**About this exercise**
Give back the full listing exactly, setting the pictures aside.

**Data records**
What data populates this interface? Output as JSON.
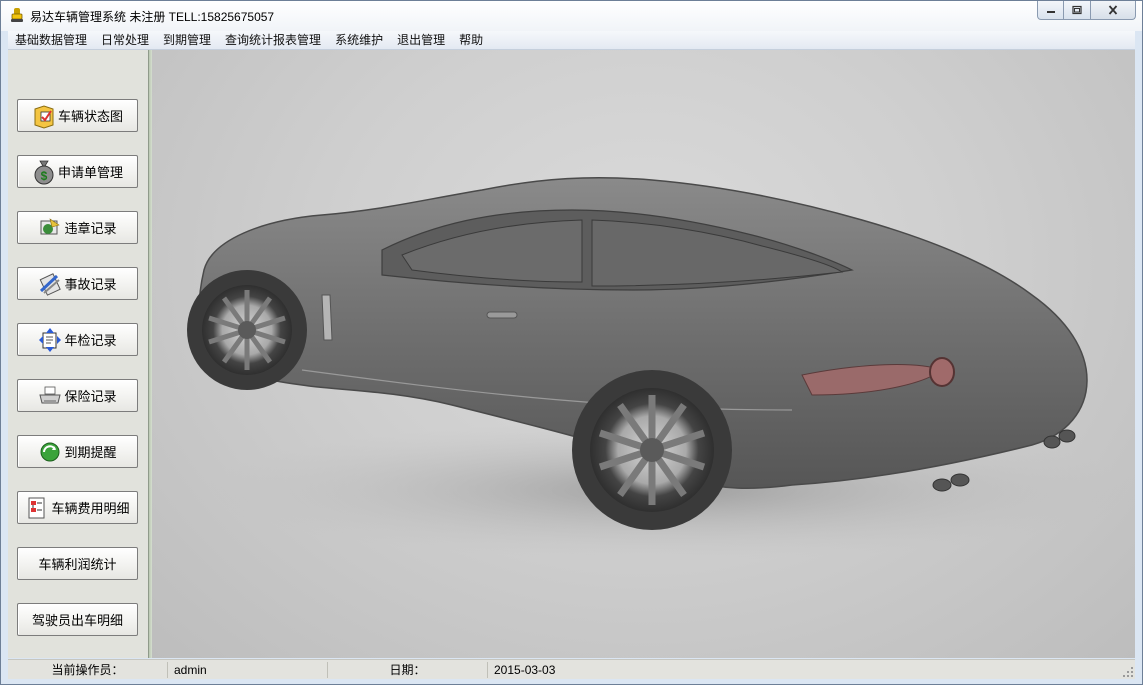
{
  "window": {
    "title": "易达车辆管理系统 未注册 TELL:15825675057"
  },
  "menu": [
    {
      "label": "基础数据管理"
    },
    {
      "label": "日常处理"
    },
    {
      "label": "到期管理"
    },
    {
      "label": "查询统计报表管理"
    },
    {
      "label": "系统维护"
    },
    {
      "label": "退出管理"
    },
    {
      "label": "帮助"
    }
  ],
  "sidebar": {
    "buttons": [
      {
        "label": "车辆状态图",
        "icon": "vehicle-status-icon"
      },
      {
        "label": "申请单管理",
        "icon": "money-bag-icon"
      },
      {
        "label": "违章记录",
        "icon": "violation-icon"
      },
      {
        "label": "事故记录",
        "icon": "accident-icon"
      },
      {
        "label": "年检记录",
        "icon": "inspection-icon"
      },
      {
        "label": "保险记录",
        "icon": "printer-icon"
      },
      {
        "label": "到期提醒",
        "icon": "reminder-icon"
      },
      {
        "label": "车辆费用明细",
        "icon": "cost-detail-icon"
      },
      {
        "label": "车辆利润统计",
        "icon": ""
      },
      {
        "label": "驾驶员出车明细",
        "icon": ""
      }
    ]
  },
  "status": {
    "operator_label": "当前操作员：",
    "operator_value": "admin",
    "date_label": "日期：",
    "date_value": "2015-03-03"
  },
  "colors": {
    "sidebar_bg": "#e1e2dc",
    "canvas_bg": "#cfcfcf",
    "titlebar_border": "#6d7f97"
  }
}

**Answer box**
What data populates this interface? Output as JSON.
{
  "window": {
    "title": "易达车辆管理系统 未注册 TELL:15825675057"
  },
  "menu": [
    {
      "label": "基础数据管理"
    },
    {
      "label": "日常处理"
    },
    {
      "label": "到期管理"
    },
    {
      "label": "查询统计报表管理"
    },
    {
      "label": "系统维护"
    },
    {
      "label": "退出管理"
    },
    {
      "label": "帮助"
    }
  ],
  "sidebar": {
    "buttons": [
      {
        "label": "车辆状态图",
        "icon": "vehicle-status-icon"
      },
      {
        "label": "申请单管理",
        "icon": "money-bag-icon"
      },
      {
        "label": "违章记录",
        "icon": "violation-icon"
      },
      {
        "label": "事故记录",
        "icon": "accident-icon"
      },
      {
        "label": "年检记录",
        "icon": "inspection-icon"
      },
      {
        "label": "保险记录",
        "icon": "printer-icon"
      },
      {
        "label": "到期提醒",
        "icon": "reminder-icon"
      },
      {
        "label": "车辆费用明细",
        "icon": "cost-detail-icon"
      },
      {
        "label": "车辆利润统计",
        "icon": ""
      },
      {
        "label": "驾驶员出车明细",
        "icon": ""
      }
    ]
  },
  "status": {
    "operator_label": "当前操作员：",
    "operator_value": "admin",
    "date_label": "日期：",
    "date_value": "2015-03-03"
  },
  "colors": {
    "sidebar_bg": "#e1e2dc",
    "canvas_bg": "#cfcfcf",
    "titlebar_border": "#6d7f97"
  }
}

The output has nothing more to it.